- 6 tablespoons of hot pasta water
- 1 tablespoon ground black pepper (even with doubling, I used more)
- 1-1/2 cups freshly grated pecorino Romano to serve
Cacio e Pepe Preparation
- Boil rigatoni until slightly more al dente than you wish.
- Put the oil and half the pepper in a saute pan along with the 6 tablespoons of pasta water.
- Add the cooked rigatoni to the pan and saute for a few minutes - until the pasta water is absorbed.
- Serve the with pecorino cheese and remaining pepper sprinkled on top.
Paccheri con Ricotta e Pomodoro (pasta with ricotta and tomatoes)
(used by permission from Quirk Books)
Paccheri are huge thick tubes often cooked with a squid sauce. Paccheri is Neopolitan in origin and was considered a common, poor food. Paccheri was not readily available so I used one of Kennedy's substitutions: cavatappi (they resemble corckscrews) which grabbed the sauce well.
Paccheri con Ricotta e Pomodoro Ingredients - serves 4 as a first course
- 1/2 pound paccheri (I used cavatappi)
3/4 cup light tomato sauce (recipe follows; very easy)
1/2 cup fresh ricotta (preferably sheep's milk (I used cow's milk)
1/3 cup grated Parmesan or Provolone (I used Provolone)
2 tablespoons extra-virgin olive oil
10 basil leaves
Garnish: grated Parmesan or Provolone or ricotta; drizle of olive oil
- 5 large vine-ripened tomatoes (2-1/4 pounds)
3 garlic cloves, thinly sliced
6 tablespoons extra-virgiin olive oil, divided
Asmall pinch of crushed red pepper flakes (optional - but it does add flavor)
Generous 3/4 teaspoon fine sea salt
- Cut tomatoes into chunks and puree (seeds and all) in blender.
- Fry the garlic in 4-1/2 tablespoons of the olive oil for a few moments until cooked but not browned.
- Add the red pepper flakes followed by the tomato puree and salt. Bring to a brisk boil and cook until the sauce has thickened and the tomatoes no longer look raw.
- Season with salt and pepper and and add the remaining 1-1/2 tablespoons of oil to finish. (Do ahead: cool, cover and refrigerate until ready to use.)
*Note: No time was given but it took about 10-12 minutes of boiling.
- Prepare pasta according to package directions. The sauce comes together very quickly, so wait until the pasta is in the boiling water before you begin the sauce.
- Put tomato sauce into a medium saucepan and bring to a boil. Transfer to a warmed bowl (I didn't do this - I did all in the saucepan which I removed from the heat).
- Add the cheeses and oil and whisk briefly. It will be rustic - it does not have to be completely smooth. Season with plenty of salt and pepper (taste as you go).
- Keep warm, balanced over the boiling pasta until it is ready (if you time it right you do not need to do that).
- Drain pasta and mix thoroughly with the sauce. Add torn basil laves. Feel free to grate with extra Parmesan or Provolone or ricotta or simply drizzle a little olive oil over all.

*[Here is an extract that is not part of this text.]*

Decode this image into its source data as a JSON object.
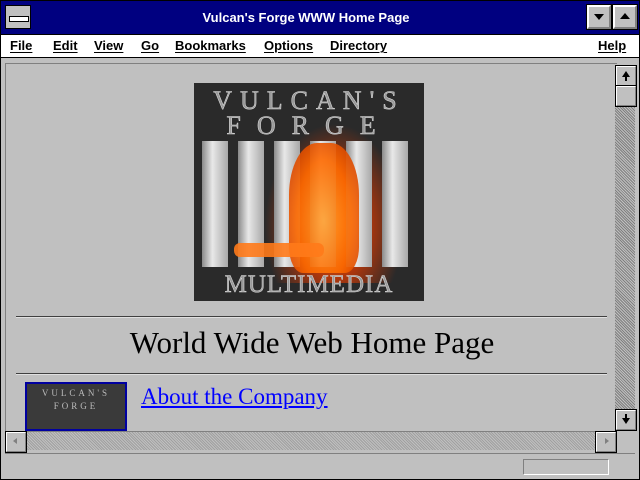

This simple dish was a winner. The fresh tomatoes (still available in Minnesota) were necessary. An anemic tomato would not be flavorful enough. The sweetness of the tomato, the creaminess of the ricotta and the bite of the Provolone conspired to produce a dish rich with nuance. The sauce clung to the pasta and it was perfect fare for an autumn evening.
If you are a novice, you might prefer a more detailed recipe: how long to boil the tomatoes, when to add the salt. If you are used to cooking according to taste, this would be a cinch. I do prefer actual photos of the finished dishes. Some of the illustrations do not entirely tell you exactly what the pasta looks like. The illustrations whimiscally charm but might confuse a novice cook.

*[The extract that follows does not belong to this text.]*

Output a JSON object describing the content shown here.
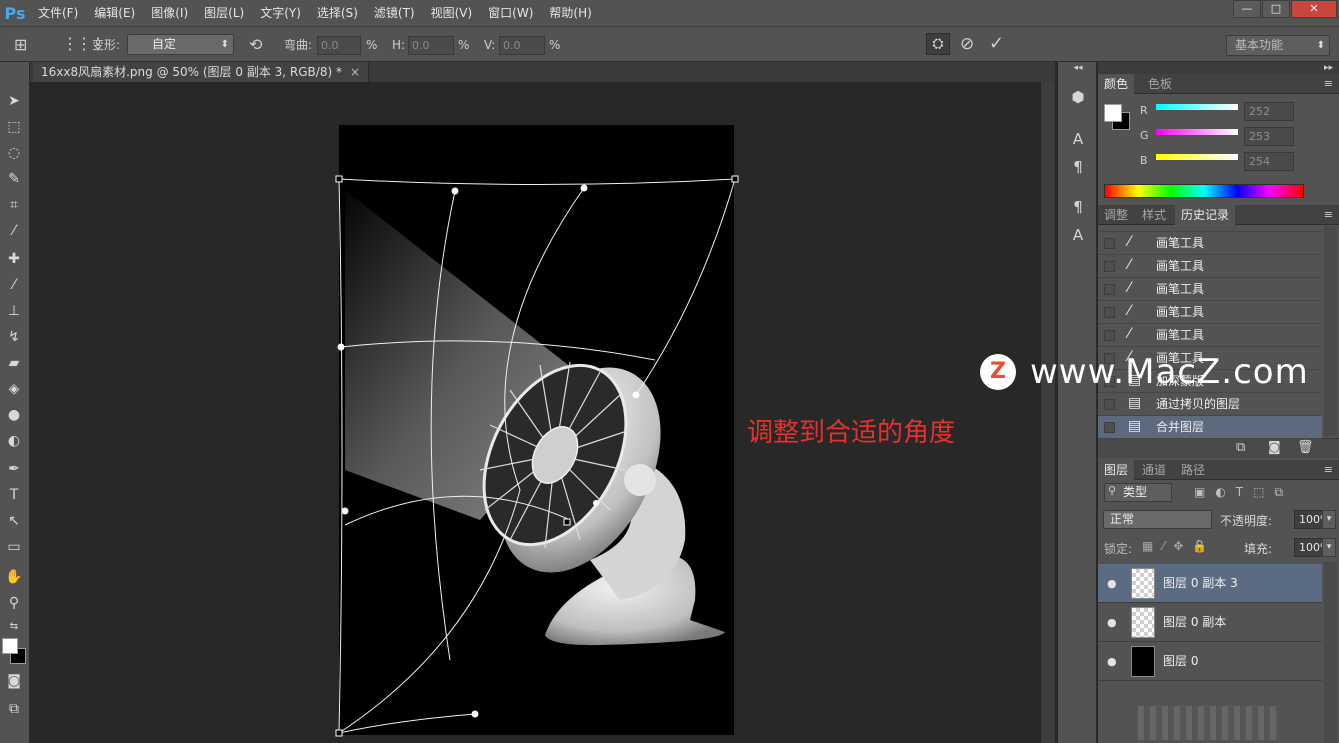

The high point of the book is its delving into the history of the pastas, the lore and accurately matching each pasta to its sauce. Nothing is more disheartening than preparing a sauce that simply slides off the pasta and lands in the bottom of the bowl!
As someone who has spent her entire adult life playing "make-believe" in the theatre world, you can believe it when I say I am a certifiably allergic to math and mathematical terms. But one of the blessings of the mathematical world is - there is an answer. And that can be comforting. In The Geometry of Pasta - there are definitive answers: all pasta shapes are matched with their definite sauce.
Disclosure: I was given a review copy of The Geometry of Pasta. I was not paid for the review - the execution of recipes and my opinions are my own.